Both Arsenal and Leeds United have released statements which ‘condemn’ the ‘vile abuse’ subjected to Nicolas Pepe and Ezgjan Alioski following the 0-0 draw between the clubs at Elland Road.
Pepe was sent off after ‘headbutting’ Alioski in the face after a protracted tussle between the two during a phase of play moments prior. Off the ball, the pair were seen pushing each other, Pepe received the ball and was tackled by the Macedonian. The Ivorian then approached Alioski and was seen to lean his head into the face of the Leeds full-back.
Anthony Taylor missed the action but after consultation with the VAR monitor, Taylor brandished Pepe a straight red. Although the Gunners didn’t lose the game, their attacking elements were hindered by the lack of numbers in the final third despite having their best chances after Pepe left the field of play.
The statement on the Arsenal website read:
‘We utterly condemn the vile abuse directed at Nicolas Pepe and Ezgjan Alioski on social media following our match against Leeds United.
This is completely unacceptable and we will be working with the police and authorities to do everything we can to trace and prosecute the culprits.’
Time for change
For too long, individuals have been able to use social media anonymously to throw vile abuse towards any individual of their choosing. Twitter is one of the most popular forms of social media in the world and specifically its synergy with the world of sport leads to these incidents occurring.
Twitter requires a user to sign up with an email address in its current state. But with there being no formal identification or verification process on the app, individuals can create fake, anonymous and parody accounts without a problem.
This makes it very difficult to identify those who have sent abuse in the way of public figures in the case of Alioski and Pepe.
This again leaves many asking for social media to begin requiring verification of identity before being able to sign up for its use. This would mean the use of passports, driving licences etc to be verified before accounts can be used with a legitimate phone number attached.
The counter argument is that the information regarding identity could be stolen but that would be on the platform to securely verify identity.
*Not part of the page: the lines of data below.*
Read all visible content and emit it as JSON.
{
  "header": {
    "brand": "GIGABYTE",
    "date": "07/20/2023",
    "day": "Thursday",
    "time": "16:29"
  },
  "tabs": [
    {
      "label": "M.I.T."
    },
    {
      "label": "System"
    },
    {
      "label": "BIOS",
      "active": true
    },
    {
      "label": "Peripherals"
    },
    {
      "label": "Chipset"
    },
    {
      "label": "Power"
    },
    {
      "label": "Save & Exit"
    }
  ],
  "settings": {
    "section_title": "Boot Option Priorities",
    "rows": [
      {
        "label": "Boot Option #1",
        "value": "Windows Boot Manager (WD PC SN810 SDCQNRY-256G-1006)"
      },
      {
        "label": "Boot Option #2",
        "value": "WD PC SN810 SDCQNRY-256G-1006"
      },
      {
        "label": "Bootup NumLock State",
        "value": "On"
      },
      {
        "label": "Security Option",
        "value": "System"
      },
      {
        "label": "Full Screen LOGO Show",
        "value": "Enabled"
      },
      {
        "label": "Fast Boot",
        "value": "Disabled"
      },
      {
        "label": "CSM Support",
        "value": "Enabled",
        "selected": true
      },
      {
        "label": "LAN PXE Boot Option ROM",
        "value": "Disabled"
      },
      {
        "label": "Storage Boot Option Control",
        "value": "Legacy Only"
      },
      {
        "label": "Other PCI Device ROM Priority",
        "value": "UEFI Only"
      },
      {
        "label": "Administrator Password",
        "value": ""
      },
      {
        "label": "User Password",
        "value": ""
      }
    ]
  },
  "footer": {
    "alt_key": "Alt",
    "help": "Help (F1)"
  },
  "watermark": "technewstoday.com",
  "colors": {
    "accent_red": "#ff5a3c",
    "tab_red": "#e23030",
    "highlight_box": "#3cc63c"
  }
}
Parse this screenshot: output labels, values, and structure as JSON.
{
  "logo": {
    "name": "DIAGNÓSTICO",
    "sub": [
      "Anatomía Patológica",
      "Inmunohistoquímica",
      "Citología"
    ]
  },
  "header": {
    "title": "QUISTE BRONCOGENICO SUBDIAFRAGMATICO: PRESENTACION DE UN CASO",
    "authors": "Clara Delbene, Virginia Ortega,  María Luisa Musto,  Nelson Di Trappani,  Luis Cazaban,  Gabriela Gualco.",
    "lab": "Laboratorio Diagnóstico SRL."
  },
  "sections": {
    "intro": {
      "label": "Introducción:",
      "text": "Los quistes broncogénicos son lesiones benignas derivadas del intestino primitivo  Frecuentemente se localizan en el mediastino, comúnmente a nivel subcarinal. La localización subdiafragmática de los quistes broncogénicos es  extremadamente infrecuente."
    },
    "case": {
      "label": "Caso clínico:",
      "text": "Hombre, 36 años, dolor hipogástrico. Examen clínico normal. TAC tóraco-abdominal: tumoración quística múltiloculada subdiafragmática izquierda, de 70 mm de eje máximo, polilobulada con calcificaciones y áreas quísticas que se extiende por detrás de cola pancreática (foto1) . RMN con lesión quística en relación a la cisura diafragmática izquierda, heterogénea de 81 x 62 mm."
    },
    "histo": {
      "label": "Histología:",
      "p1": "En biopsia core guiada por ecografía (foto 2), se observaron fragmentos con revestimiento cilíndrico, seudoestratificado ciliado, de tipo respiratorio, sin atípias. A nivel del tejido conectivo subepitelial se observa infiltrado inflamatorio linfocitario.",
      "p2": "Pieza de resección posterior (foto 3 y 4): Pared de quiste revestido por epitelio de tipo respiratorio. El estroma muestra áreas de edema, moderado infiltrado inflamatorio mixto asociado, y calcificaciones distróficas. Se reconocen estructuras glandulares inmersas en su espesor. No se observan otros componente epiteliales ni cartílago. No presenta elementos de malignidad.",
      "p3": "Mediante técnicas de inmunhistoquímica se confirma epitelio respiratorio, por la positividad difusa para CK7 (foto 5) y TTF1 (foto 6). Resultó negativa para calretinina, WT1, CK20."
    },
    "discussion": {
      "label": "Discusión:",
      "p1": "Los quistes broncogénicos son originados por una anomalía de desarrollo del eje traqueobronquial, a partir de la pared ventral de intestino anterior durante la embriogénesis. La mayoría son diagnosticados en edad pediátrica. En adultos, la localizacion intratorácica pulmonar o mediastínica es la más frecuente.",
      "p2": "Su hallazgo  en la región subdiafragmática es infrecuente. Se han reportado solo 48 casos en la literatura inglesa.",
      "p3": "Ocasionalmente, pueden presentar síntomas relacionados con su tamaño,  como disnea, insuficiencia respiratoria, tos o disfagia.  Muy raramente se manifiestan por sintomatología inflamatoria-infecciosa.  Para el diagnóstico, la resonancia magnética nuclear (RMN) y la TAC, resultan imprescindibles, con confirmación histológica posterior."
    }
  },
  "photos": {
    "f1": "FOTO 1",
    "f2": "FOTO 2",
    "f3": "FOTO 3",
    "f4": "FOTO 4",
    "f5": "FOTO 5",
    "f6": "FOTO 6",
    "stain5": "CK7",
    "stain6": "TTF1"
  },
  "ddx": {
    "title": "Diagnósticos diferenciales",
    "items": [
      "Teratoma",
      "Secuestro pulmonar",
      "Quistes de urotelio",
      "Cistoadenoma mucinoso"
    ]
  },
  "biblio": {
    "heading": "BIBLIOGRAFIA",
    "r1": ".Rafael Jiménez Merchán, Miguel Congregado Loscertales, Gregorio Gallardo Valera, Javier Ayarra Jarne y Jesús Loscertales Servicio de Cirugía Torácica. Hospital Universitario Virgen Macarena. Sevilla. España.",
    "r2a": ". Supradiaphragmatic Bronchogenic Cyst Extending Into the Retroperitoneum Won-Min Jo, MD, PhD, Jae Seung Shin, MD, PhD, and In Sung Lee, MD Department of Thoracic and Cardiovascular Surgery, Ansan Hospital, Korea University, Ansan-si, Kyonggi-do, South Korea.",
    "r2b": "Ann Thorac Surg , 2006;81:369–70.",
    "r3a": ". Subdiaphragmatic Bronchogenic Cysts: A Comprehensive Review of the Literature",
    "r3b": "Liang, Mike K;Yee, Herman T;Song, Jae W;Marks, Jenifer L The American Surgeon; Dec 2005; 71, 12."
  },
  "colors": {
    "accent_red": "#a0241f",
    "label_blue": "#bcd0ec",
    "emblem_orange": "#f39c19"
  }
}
The level of abuse which is seen every day is already, and has been for a significant period, too much for action not to happen.